What you have to do: In the copy you make, keep each entry exactly as it is and leave out all images.

*** Opening Supplied material ***

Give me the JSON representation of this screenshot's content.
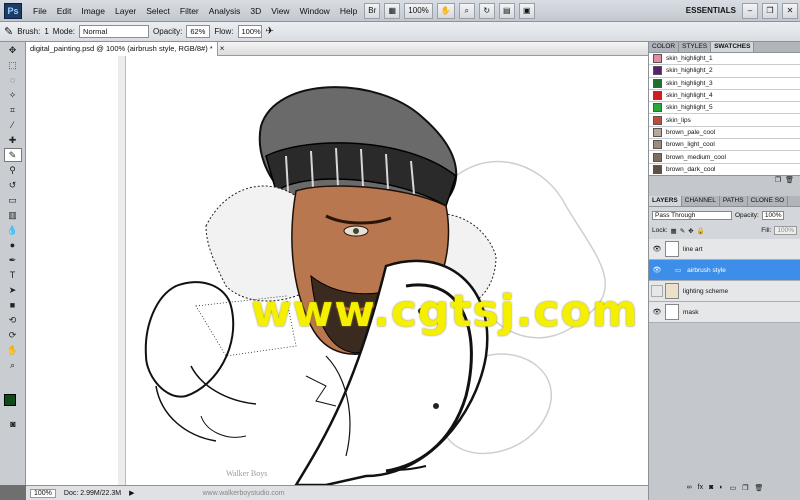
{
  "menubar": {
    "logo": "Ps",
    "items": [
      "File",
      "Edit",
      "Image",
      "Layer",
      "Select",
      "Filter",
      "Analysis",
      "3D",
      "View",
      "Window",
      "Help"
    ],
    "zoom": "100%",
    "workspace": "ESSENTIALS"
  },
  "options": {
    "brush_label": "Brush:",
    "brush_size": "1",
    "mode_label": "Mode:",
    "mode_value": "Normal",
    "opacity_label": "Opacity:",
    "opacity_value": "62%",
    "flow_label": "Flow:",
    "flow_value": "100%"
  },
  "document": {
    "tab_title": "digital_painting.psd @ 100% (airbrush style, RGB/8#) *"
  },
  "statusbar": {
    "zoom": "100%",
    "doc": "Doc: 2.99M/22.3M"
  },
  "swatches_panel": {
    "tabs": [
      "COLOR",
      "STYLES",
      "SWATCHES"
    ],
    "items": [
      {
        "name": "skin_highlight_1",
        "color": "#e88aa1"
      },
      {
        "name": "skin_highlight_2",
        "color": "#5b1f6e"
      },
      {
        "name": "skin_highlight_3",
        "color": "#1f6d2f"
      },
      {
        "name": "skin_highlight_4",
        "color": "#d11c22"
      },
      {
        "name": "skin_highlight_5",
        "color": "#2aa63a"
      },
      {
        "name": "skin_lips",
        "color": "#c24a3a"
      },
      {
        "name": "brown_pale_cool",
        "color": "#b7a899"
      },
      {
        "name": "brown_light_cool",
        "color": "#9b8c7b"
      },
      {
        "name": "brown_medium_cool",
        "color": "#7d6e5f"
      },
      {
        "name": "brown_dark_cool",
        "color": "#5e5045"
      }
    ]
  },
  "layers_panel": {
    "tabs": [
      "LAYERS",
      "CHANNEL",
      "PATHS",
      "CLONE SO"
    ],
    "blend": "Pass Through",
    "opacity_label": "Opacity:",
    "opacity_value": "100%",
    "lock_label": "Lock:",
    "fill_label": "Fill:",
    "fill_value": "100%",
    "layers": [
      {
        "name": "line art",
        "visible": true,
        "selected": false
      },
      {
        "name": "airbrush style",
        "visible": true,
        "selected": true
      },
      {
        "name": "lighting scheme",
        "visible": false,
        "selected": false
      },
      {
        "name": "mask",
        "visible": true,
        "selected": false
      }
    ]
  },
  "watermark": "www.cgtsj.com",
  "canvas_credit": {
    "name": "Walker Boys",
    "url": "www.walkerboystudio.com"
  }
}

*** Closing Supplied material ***

Your response:
Give me the JSON representation of this screenshot's content.
{
  "menubar": {
    "logo": "Ps",
    "items": [
      "File",
      "Edit",
      "Image",
      "Layer",
      "Select",
      "Filter",
      "Analysis",
      "3D",
      "View",
      "Window",
      "Help"
    ],
    "zoom": "100%",
    "workspace": "ESSENTIALS"
  },
  "options": {
    "brush_label": "Brush:",
    "brush_size": "1",
    "mode_label": "Mode:",
    "mode_value": "Normal",
    "opacity_label": "Opacity:",
    "opacity_value": "62%",
    "flow_label": "Flow:",
    "flow_value": "100%"
  },
  "document": {
    "tab_title": "digital_painting.psd @ 100% (airbrush style, RGB/8#) *"
  },
  "statusbar": {
    "zoom": "100%",
    "doc": "Doc: 2.99M/22.3M"
  },
  "swatches_panel": {
    "tabs": [
      "COLOR",
      "STYLES",
      "SWATCHES"
    ],
    "items": [
      {
        "name": "skin_highlight_1",
        "color": "#e88aa1"
      },
      {
        "name": "skin_highlight_2",
        "color": "#5b1f6e"
      },
      {
        "name": "skin_highlight_3",
        "color": "#1f6d2f"
      },
      {
        "name": "skin_highlight_4",
        "color": "#d11c22"
      },
      {
        "name": "skin_highlight_5",
        "color": "#2aa63a"
      },
      {
        "name": "skin_lips",
        "color": "#c24a3a"
      },
      {
        "name": "brown_pale_cool",
        "color": "#b7a899"
      },
      {
        "name": "brown_light_cool",
        "color": "#9b8c7b"
      },
      {
        "name": "brown_medium_cool",
        "color": "#7d6e5f"
      },
      {
        "name": "brown_dark_cool",
        "color": "#5e5045"
      }
    ]
  },
  "layers_panel": {
    "tabs": [
      "LAYERS",
      "CHANNEL",
      "PATHS",
      "CLONE SO"
    ],
    "blend": "Pass Through",
    "opacity_label": "Opacity:",
    "opacity_value": "100%",
    "lock_label": "Lock:",
    "fill_label": "Fill:",
    "fill_value": "100%",
    "layers": [
      {
        "name": "line art",
        "visible": true,
        "selected": false
      },
      {
        "name": "airbrush style",
        "visible": true,
        "selected": true
      },
      {
        "name": "lighting scheme",
        "visible": false,
        "selected": false
      },
      {
        "name": "mask",
        "visible": true,
        "selected": false
      }
    ]
  },
  "watermark": "www.cgtsj.com",
  "canvas_credit": {
    "name": "Walker Boys",
    "url": "www.walkerboystudio.com"
  }
}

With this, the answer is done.